#1 – Instil patient confidence through improved messaging
Mr Guthrey believes patients are often experts in their own care, but says many are still disempowered to take ownership of their care through technologies like My Health Record.
He says much of the early messaging around My Health Record didn’t effectively communicate its purpose and how it facilitates safer health care. This negatively affected uptake.
“When My Health Record first came out, the discussions were rightly focussed on privacy and building trust. Beyond that, the conversation around how it could benefit individuals didn’t really continue.
“The net result of that is that, ten years on, we still have a lot of work to do to build active engagement – and that engagement is really important, because patient demand will ultimately drive uptake.”
Work is also needed to dispel myths surrounding the technology, he argued.
“Most patients assume we already have a much greater level of access to records from their other healthcare providers than we actually do – and they expect us to use this to provide the right care for them.
“We need to take time to explain to patients how the use of electronic systems supports their care. When we do, they are usually quite excited about it.”
#2 – Educate practitioners on new technology-related risks
At the same time, messaging around technology-related safety risks needs to be transparent, Mr Guthrey says.
“Yes, electronic prescriptions eliminate handwriting errors. But they bring new risks – like selecting the wrong medicine option from a drop down menu and other, more subtle examples.
“Everyone needs to have their eyes wide open to the benefits and risks of new technologies and we need to get better at identifying where information from a system requires double checking from a staff member.
“Humans place confidence in information presented to them in print and on screens – but without fully understanding its source, context and limitations, we may cause unintended harm.”
While discussing technology-related risks may seem at odds with messaging around safety benefits, Mr Guthrey is confident this won’t negatively affect confidence or uptake of new technologies.
“I don’t believe alerting people to technology risks will cause damage. Health professionals are very motivated to learn about the systems they use and better support patient safety; and both health care workers and consumers respond really well to transparency,” he said.
#3 – Upskilling the workforce
Mr Guthrey says technology is only a safer option when it is used correctly – and this requires quality education, time and resourcing.
He believes healthcare providers should explore a range of training options to improve outcomes.
‘Humans learn by first-hand experience, i.e. using and exploring new systems. But to effectively upskill the workforce we also need more structured options, such as short training activities, access to clinical champions and feedback loops,” he said.
#4 – Integrating systems
My Health Record is central in the push towards safer medicine usage, but Mr Guthrey says the technology needs to be more widely integrated with other health technologies to fully realise its benefits.

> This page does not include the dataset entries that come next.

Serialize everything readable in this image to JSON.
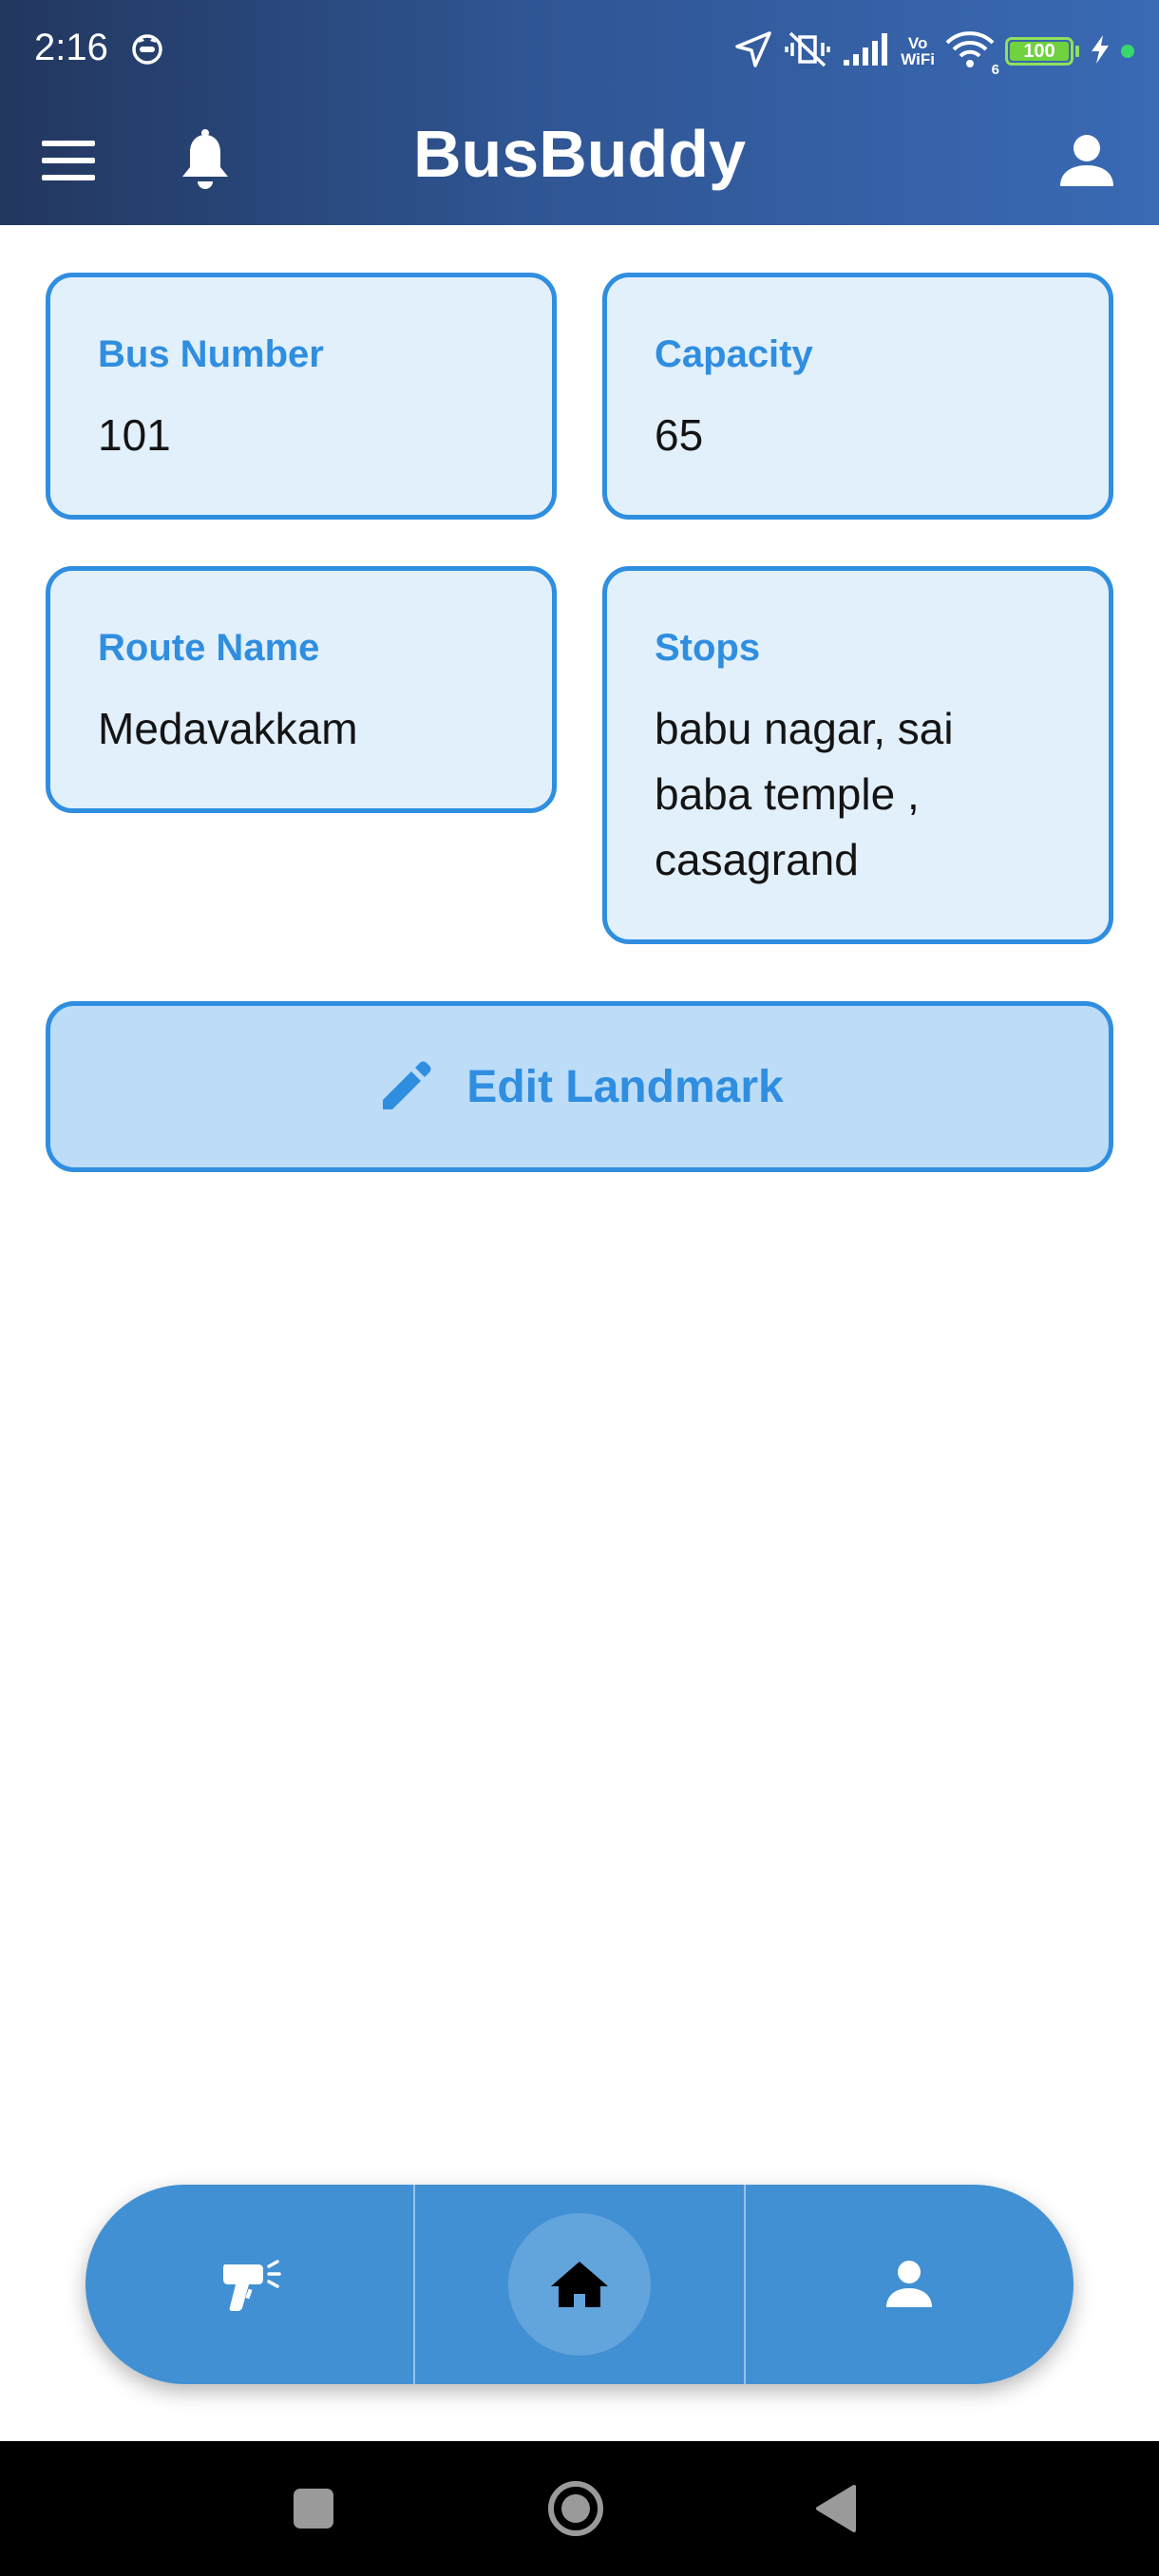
{
  "status_bar": {
    "time": "2:16",
    "battery_level": "100",
    "network_label_top": "Vo",
    "network_label_bottom": "WiFi",
    "wifi_sub": "6"
  },
  "app_bar": {
    "title": "BusBuddy"
  },
  "cards": {
    "bus_number": {
      "label": "Bus Number",
      "value": "101"
    },
    "capacity": {
      "label": "Capacity",
      "value": "65"
    },
    "route_name": {
      "label": "Route Name",
      "value": "Medavakkam"
    },
    "stops": {
      "label": "Stops",
      "value": "babu nagar, sai baba temple , casagrand"
    }
  },
  "edit_button": {
    "label": "Edit Landmark"
  },
  "bottom_nav": {
    "items": [
      "scanner-icon",
      "home-icon",
      "person-icon"
    ],
    "active_index": 1
  },
  "colors": {
    "accent": "#2f8ee0",
    "card_bg": "#e2f0fc",
    "nav_bg": "#4190d3",
    "header_dark": "#22375f",
    "header_light": "#3a6ab5"
  }
}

“Patients expect their health team to communicate effectively – and both integrated systems and a central record are needed to achieve this.
“Ideally, My Health Record is supposed to contain information from every episode of care, across every provider that patient has visited – but without integration this rarely happens.”
While Australia has the shared clinical terminology and standards required for building interoperability, systems need to be kept up to date so that they can work together and contribute to My Health Record.
To achieve this, Mr Guthrey believes capital and incentives might help.
“We need to incentivise providers, invest more in the software and hardware we use, and better support the users of these systems,” he concluded.
Peter Guthrey is a Senior Pharmacist at the Pharmaceutical Society of Australia. Hear more expert tips from him at this year’s Medicine Safety & Efficiency Conference – one of three conferences to take place at Connect Virtual Care.
One pass for Connect Virtual Care gives delegates access to the National Telehealth Conference, the Healthcare Cyber Security Conference, and the Medication Safety & Efficiency Conference.
This year’s event will be held 27-28 April at the Hilton Sydney.
Learn more and register your place here.